  • These comments are from RACV’s experienced team of vehicle testers. Check out the full range of RoyalAuto car reviews, news and other motoring information at

Subaru Outback 2.5i Premium


$42,640 + $4811 (est) ORC. Premium paint – no cost. Range $36,240-$49,140.


ESC. ABS. 7 airbags. Autonomous braking. Adaptive cruise control. Lane-keep, lane-departure, blind-spot and rear cross-traffic systems. Reversing camera. Front/rear park sensors. Auto lights/wipers. ISOFIX.


8” touch-screen. Sat-nav. Bluetooth. Apple CarPlay and Android Auto. AM/FM/CD audio. 4 USB ports.

Vehicle features

Two-zone climate-control. Leather trim. Electric/heated front seats. Reclining rear seats. Sunroof. Roof rails. Electric tailgate.

Driver features

Fully adjustable steering, with paddle shifters. Electric folding mirrors. Keyless entry/start. Stop/start fuel saving. Two drive modes.


Drivetrain: 2498cc 4cyl petrol engine. All-wheel-drive. CVT. 129kW@ 5800rpm, 235Nm@4000rpm.
Performance: 0-60km/h, 5.2sec. 0-80, 7.6. 0-100, 10.7. 50-80, 5.1. 60-100, 7.2. 0-400m, 17.7. Stop from 80km/h, 23.8m. 
Fuel: 8.5L/100km (RACV test); 7.3L/100km (govt test). 60L tank. 91-RON petrol.
Wheels: 18” alloy, 225/60 R18 tyres. Full-size alloy spare.
Towing limits: 1500kg, 150kg towball.
Environment: 166g/km CO2.
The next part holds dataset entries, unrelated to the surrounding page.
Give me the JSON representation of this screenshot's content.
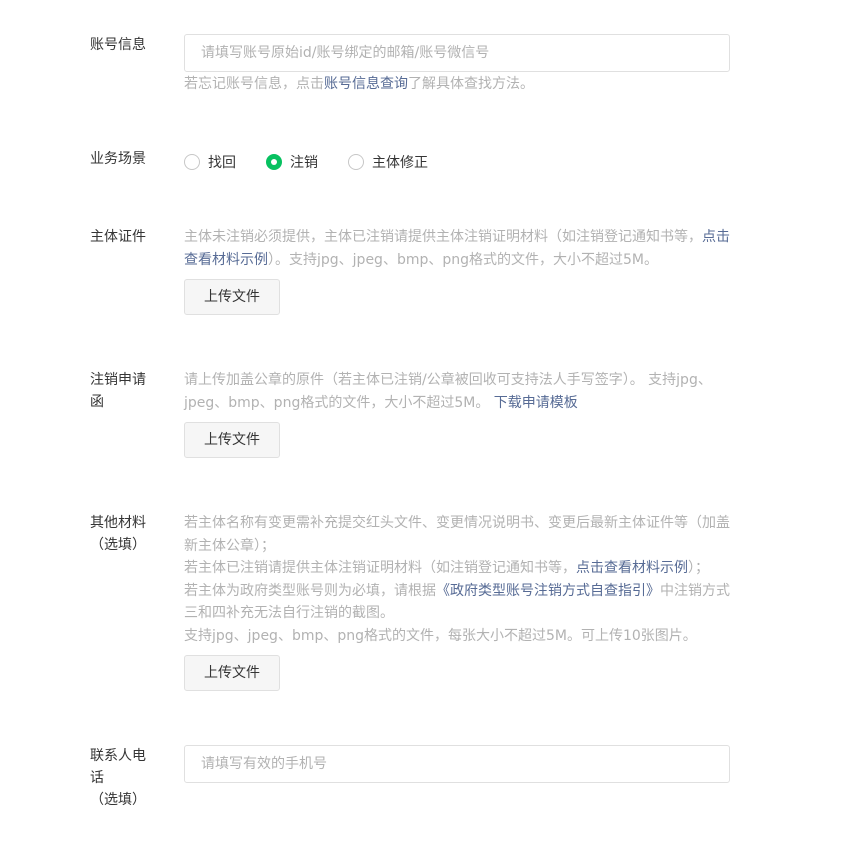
{
  "account_info": {
    "label": "账号信息",
    "placeholder": "请填写账号原始id/账号绑定的邮箱/账号微信号",
    "tip_prefix": "若忘记账号信息，点击",
    "tip_link": "账号信息查询",
    "tip_suffix": "了解具体查找方法。"
  },
  "scene": {
    "label": "业务场景",
    "options": [
      {
        "label": "找回",
        "checked": false
      },
      {
        "label": "注销",
        "checked": true
      },
      {
        "label": "主体修正",
        "checked": false
      }
    ]
  },
  "entity_cert": {
    "label": "主体证件",
    "tip_prefix": "主体未注销必须提供，主体已注销请提供主体注销证明材料（如注销登记通知书等，",
    "tip_link": "点击查看材料示例",
    "tip_suffix": "）。支持jpg、jpeg、bmp、png格式的文件，大小不超过5M。",
    "upload_label": "上传文件"
  },
  "cancel_letter": {
    "label": "注销申请\n函",
    "tip_prefix": "请上传加盖公章的原件（若主体已注销/公章被回收可支持法人手写签字）。 支持jpg、jpeg、bmp、png格式的文件，大小不超过5M。 ",
    "tip_link": "下载申请模板",
    "upload_label": "上传文件"
  },
  "other_materials": {
    "label": "其他材料\n（选填）",
    "line1": "若主体名称有变更需补充提交红头文件、变更情况说明书、变更后最新主体证件等（加盖新主体公章）；",
    "line2_prefix": "若主体已注销请提供主体注销证明材料（如注销登记通知书等，",
    "line2_link": "点击查看材料示例",
    "line2_suffix": "）；",
    "line3_prefix": "若主体为政府类型账号则为必填，请根据",
    "line3_link": "《政府类型账号注销方式自查指引》",
    "line3_suffix": "中注销方式三和四补充无法自行注销的截图。",
    "line4": "支持jpg、jpeg、bmp、png格式的文件，每张大小不超过5M。可上传10张图片。",
    "upload_label": "上传文件"
  },
  "contact_phone": {
    "label": "联系人电\n话\n（选填）",
    "placeholder": "请填写有效的手机号"
  },
  "colors": {
    "accent": "#07c160",
    "link": "#576b95",
    "tip": "#b2b2b2"
  }
}
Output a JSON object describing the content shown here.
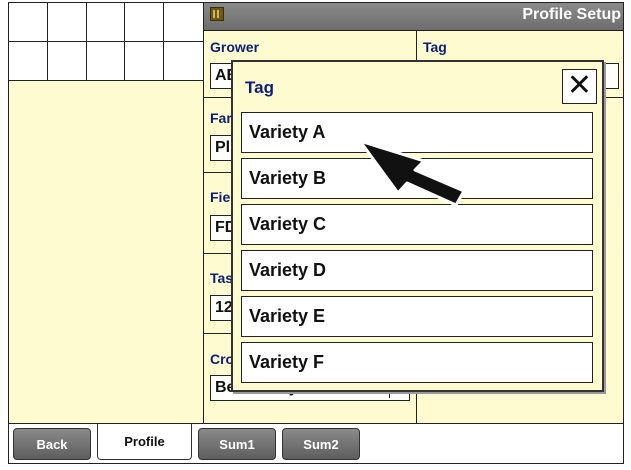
{
  "header": {
    "title": "Profile Setup",
    "icon": "app-grid-icon"
  },
  "form": {
    "grower_label": "Grower",
    "grower_value": "AB",
    "tag_label": "Tag",
    "farm_label": "Far",
    "farm_value": "Pl",
    "field_label": "Fie",
    "field_value": "FD",
    "task_label": "Tas",
    "task_value": "12",
    "crop_label": "Cro",
    "crop_value": "Beans-Soybean"
  },
  "dialog": {
    "title": "Tag",
    "close_label": "✕",
    "options": [
      "Variety A",
      "Variety B",
      "Variety C",
      "Variety D",
      "Variety E",
      "Variety F"
    ]
  },
  "tabs": {
    "back": "Back",
    "profile": "Profile",
    "sum1": "Sum1",
    "sum2": "Sum2"
  },
  "colors": {
    "panel": "#fffbd0",
    "label": "#0b1e78",
    "titlebar": "#6d6d6d"
  }
}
6-month/12,500km services. 
3yr/unlimited km warranty.